Sprains, Strains & Tears

What is a Tear?

A tear is when fibrous bands of connective tissue are separated. Tears can occur in ligaments, muscle, and tendons. Tears can be partial or full and indicate moderate to severe injury. This post explores sprains and strains and what is classified as a tear.

What is a Sprain?

Sprains are injuries to ligaments, which are fibrous bands of connective tissue that stabilize joints. Sprains occur when there is a stretch to a ligament with a force that exceeds what the ligament can typically handle as a result of sudden movement.

Grading Sprains

The ligament is stretched but none of the fibrous band are torn. The ligament still provides stability to the joint. Pain will be mild with minimal swelling.

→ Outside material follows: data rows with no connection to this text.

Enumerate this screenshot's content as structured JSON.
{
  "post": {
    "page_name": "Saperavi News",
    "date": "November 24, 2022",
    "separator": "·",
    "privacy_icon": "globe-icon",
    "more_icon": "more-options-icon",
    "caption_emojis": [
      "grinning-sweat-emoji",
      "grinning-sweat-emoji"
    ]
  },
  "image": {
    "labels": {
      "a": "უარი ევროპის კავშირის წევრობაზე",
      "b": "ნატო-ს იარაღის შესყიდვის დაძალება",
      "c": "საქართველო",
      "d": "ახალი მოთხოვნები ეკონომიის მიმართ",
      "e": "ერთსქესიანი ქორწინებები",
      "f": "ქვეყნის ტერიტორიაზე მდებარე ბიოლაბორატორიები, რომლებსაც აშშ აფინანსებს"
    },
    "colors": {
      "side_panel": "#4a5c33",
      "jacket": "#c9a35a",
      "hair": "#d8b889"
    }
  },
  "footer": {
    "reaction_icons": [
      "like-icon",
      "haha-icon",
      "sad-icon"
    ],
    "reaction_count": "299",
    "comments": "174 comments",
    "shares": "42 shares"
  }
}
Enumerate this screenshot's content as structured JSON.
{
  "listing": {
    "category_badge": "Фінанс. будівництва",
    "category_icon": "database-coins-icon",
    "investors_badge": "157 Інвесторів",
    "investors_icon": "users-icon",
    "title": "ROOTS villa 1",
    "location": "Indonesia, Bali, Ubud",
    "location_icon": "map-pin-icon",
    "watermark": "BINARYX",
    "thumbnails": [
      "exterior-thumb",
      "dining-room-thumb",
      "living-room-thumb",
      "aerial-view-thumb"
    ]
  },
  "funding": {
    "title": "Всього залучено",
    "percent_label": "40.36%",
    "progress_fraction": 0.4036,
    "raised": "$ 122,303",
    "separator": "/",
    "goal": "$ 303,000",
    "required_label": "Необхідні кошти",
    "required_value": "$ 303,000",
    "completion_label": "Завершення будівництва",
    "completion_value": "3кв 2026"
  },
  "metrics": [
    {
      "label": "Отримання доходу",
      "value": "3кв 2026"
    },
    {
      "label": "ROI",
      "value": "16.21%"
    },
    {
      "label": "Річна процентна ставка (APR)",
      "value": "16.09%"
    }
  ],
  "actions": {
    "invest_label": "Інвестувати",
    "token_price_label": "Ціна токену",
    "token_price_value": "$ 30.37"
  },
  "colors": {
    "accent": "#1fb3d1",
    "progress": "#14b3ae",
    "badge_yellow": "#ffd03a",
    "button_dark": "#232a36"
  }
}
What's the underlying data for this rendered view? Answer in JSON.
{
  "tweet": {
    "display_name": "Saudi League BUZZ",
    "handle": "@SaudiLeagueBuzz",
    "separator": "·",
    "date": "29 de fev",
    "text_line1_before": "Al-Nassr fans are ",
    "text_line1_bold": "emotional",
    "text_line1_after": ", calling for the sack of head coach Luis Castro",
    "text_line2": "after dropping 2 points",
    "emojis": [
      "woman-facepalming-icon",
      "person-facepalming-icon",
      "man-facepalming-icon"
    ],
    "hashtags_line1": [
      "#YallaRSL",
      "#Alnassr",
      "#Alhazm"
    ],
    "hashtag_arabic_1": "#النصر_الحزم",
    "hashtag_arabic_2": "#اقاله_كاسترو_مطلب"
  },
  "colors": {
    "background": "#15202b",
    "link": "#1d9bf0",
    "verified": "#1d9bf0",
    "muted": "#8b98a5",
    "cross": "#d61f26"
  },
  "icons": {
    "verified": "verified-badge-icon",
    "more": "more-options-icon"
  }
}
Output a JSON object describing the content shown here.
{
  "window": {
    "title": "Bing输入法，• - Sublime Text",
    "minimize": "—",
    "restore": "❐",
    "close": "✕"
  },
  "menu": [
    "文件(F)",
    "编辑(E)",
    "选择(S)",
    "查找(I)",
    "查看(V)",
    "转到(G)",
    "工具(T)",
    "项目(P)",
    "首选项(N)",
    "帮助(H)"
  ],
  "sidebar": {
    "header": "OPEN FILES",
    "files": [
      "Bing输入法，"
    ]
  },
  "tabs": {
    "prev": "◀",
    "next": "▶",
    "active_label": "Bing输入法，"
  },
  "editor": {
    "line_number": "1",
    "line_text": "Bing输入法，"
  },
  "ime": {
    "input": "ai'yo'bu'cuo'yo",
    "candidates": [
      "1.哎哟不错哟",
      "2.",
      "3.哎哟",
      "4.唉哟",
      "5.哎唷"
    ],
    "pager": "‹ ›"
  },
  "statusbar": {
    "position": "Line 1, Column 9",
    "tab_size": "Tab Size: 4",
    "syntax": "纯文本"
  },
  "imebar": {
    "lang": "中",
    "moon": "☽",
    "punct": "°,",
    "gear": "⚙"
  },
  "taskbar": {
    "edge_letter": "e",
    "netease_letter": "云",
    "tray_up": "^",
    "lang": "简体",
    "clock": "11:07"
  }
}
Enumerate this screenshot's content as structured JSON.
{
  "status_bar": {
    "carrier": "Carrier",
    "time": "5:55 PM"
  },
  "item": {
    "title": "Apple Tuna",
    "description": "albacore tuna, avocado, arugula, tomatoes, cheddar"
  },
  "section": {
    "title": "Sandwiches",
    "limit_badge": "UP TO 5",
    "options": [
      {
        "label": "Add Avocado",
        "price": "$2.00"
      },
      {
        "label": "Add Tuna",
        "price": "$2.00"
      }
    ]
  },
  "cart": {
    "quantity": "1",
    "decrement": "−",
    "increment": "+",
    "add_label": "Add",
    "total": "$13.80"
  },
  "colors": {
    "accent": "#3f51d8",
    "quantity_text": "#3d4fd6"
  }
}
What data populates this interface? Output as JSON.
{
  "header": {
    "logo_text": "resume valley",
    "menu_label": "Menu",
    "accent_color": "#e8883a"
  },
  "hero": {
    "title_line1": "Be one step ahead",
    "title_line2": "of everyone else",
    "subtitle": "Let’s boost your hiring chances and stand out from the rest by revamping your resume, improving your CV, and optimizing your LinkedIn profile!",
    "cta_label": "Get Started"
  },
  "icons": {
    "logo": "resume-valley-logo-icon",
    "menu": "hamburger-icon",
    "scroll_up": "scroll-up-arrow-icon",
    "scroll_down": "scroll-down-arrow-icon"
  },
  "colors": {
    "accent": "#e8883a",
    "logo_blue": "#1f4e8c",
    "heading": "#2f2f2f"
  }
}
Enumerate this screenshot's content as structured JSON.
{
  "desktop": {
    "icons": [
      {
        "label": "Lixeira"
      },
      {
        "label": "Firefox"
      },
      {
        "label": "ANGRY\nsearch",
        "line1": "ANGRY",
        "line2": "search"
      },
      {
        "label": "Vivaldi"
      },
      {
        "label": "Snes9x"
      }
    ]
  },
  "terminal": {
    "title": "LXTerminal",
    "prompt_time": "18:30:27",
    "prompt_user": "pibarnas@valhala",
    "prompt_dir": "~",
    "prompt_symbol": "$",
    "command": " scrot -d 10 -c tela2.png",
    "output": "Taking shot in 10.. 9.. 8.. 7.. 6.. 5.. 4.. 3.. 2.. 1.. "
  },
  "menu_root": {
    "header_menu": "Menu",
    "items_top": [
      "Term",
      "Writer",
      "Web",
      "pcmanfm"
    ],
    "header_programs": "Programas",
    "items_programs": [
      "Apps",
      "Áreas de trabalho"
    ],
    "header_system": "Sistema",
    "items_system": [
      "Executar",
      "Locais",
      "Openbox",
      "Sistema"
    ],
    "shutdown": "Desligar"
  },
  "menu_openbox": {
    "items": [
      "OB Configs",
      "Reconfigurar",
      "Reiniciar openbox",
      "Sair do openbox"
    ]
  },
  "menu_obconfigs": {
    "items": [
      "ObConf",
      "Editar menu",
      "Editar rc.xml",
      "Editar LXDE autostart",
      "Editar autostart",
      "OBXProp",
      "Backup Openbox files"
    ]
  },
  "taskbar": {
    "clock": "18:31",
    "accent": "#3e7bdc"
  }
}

The ligament is stretched to the point where the fibrous band is partially torn. The ligament provides less stability to the joint. Pain and swelling will be moderate with some bruising.

The ligament is completely torn and separated. The ligament does not provide any stability to the joint and the joint will feel loose. There may be a “popping” sensation or sound during the injury. Pain, swelling, and bruising is severe. In some cases, there may be no pain due to complete rupture.

What is a Strain?

Strains are injuries to muscles or tendons. Muscles are tissues that contract to generate force, and tendons are strong and fibrous connective tissue that attach a muscle to bone. Strains occur when there is an excessive force generated, overuse, stretch, or sudden impact to the muscle and/or tendon that exceeds what it can typically handle.

This is not to be confused with tendinopathy, tendinitis, or tendinosis which are repetitive stress injuries.

Grading Strains

The muscle is stretched but there is little to no tearing. The muscle is painful to contract but is functional. Pain will be mild with minimal swelling and bruising.

The muscle is partially torn. Muscle function is intact but very weak and painful upon activation. Pain, swelling, and bruising will be moderate to severe. This may be accompanied by muscle spasms.

The muscle is completely torn. The muscle cannot function and contract properly, and there is severe pain, swelling, and bruising. There is extreme difficulty with moving the affected limb. Part of the muscle may shorten in the form of a gap or bulge as a result of the separation. This may be accompanied by muscle spasms. 

What to do after a sprain or Strain?

Immediately after a sprain, it is important to control for inflammation and swelling using R.I.C.E. (Rest, Ice, Compression, Immobilization).

Click here for more information on how to apply R.I.C.E.

If the injury is severe, it’s important to see a healthcare professional to properly diagnose the injury, grade it, and recommend an appropriate treatment plan.